5. Why was the assessment of cumulative impacts of lead emissions from Atlantic Battery and 2 other lead sources omitted from the study?  Those findings project outrageously high blood lead levels for children in Paterson.

6. The most significant chemical driving the risk assessment was cancer causing dicholorbenzene. That risk was traced to emission from a single source, Galaxie Chemical. Why is this covered up? Has DEP enforced against Galaxie to reduce emissions?

7. I found an analysis “Evaluation of the Effects of Lead Emissions on Children’s Blood Lead Levels Atlantic Battery, Paterson NJ”. Why was this not discussed in the draft study documents I was able to obtain? Given the results of that study, was Atlantic Battery and other lead sources shut down?

8. The draft I reviewed in DEP files include a rebuttal of the controversial national USA Today series “Toxic Air and America’s Schools”. That series found major undressed risk to children from nearby toxic air pollution sources.

Why is this not in the EPA abstract and why does DEP not release it?

9. Why is EPA database on urban air toxics so weak?

More to follow on this important story soon.

Categories: Uncategorized Tags:
  1. Zoe Kelman
    January 13th, 2010 at 07:57 | #1

    Shocking…The idea that public funds were used for the purpose of reducing health risks is the fundamental reason for a Department of Environmental Protection. However, suppression of this information that puts self interest before the public interest is nothing short of malfeasance. I can’t believe the DEP was bold enough to issue a memo putting such a policy – suppression – in writing.

  2. January 13th, 2010 at 14:10 | #2

    Repression or rigor? Since we don’t know the specifics we have to at least allow for the possibility that the quality of the work is at issue. Critics love to use that term “junk science” and these kinds of studies are hard to do. Let’s hope that they release it soon so we can judge.

  3. January 13th, 2010 at 16:26 | #3

    Bruce – I don’t think “rigor” is the issue, unless you meant rigor mortis.

    The data collection and analysis werr done mostly by UMDNJ scientists.

    DEP certified the study as “complete” to EPA in May 20008. It is DONE, over, finished, and has undergone peer review.

    At May 2008, Jacskpon was trolling for a job in a new national Democratic Administration – that last thing she wanted was another bad news story about NJ.

    Have you read the Jackson emails I posted?

    Why do you think she wants a SAB? To bottle up controversial science!
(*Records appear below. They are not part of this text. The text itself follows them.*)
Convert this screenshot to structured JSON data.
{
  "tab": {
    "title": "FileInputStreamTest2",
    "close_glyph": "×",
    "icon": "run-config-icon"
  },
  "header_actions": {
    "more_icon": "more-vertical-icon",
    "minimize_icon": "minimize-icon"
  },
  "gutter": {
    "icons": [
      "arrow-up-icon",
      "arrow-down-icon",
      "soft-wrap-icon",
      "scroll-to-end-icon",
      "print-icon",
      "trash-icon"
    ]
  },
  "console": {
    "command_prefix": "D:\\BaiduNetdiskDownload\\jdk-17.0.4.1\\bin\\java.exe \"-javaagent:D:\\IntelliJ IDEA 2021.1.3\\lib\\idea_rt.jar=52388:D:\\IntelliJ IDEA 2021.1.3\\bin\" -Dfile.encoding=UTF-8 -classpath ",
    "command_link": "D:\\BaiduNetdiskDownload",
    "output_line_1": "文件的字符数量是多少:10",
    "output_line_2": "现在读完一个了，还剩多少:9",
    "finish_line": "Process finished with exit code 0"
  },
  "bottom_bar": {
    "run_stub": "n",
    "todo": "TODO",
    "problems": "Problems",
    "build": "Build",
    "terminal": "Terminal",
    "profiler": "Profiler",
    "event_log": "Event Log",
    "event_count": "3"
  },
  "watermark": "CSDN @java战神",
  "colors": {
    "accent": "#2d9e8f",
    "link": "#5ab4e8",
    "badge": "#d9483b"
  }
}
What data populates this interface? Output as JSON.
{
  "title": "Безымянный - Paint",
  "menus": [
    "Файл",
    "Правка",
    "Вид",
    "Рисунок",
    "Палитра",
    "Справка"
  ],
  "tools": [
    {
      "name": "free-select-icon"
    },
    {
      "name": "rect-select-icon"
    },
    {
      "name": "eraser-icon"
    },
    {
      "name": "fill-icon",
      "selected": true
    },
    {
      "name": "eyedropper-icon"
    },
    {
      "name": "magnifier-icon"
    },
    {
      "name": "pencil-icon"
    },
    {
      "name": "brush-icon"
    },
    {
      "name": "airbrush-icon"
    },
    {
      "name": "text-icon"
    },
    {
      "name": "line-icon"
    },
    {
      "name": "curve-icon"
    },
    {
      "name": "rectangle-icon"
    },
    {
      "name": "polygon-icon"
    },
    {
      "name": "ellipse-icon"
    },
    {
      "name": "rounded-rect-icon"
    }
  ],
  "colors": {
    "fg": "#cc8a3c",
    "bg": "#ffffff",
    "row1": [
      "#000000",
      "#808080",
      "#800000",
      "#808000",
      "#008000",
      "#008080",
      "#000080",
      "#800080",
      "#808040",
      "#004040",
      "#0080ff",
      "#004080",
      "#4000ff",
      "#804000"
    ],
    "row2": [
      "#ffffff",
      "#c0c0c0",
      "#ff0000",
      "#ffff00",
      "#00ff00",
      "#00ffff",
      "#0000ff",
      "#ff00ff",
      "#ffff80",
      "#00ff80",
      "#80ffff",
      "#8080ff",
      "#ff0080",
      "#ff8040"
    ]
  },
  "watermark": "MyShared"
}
  1. February 8th, 2010 at 14:13 | #1
  2. February 10th, 2010 at 15:47 | #2
  3. February 15th, 2010 at 21:37 | #3
  4. February 20th, 2010 at 16:16 | #4
  5. February 25th, 2010 at 09:08 | #5
  6. February 25th, 2010 at 13:21 | #6
You must be logged in to post a comment.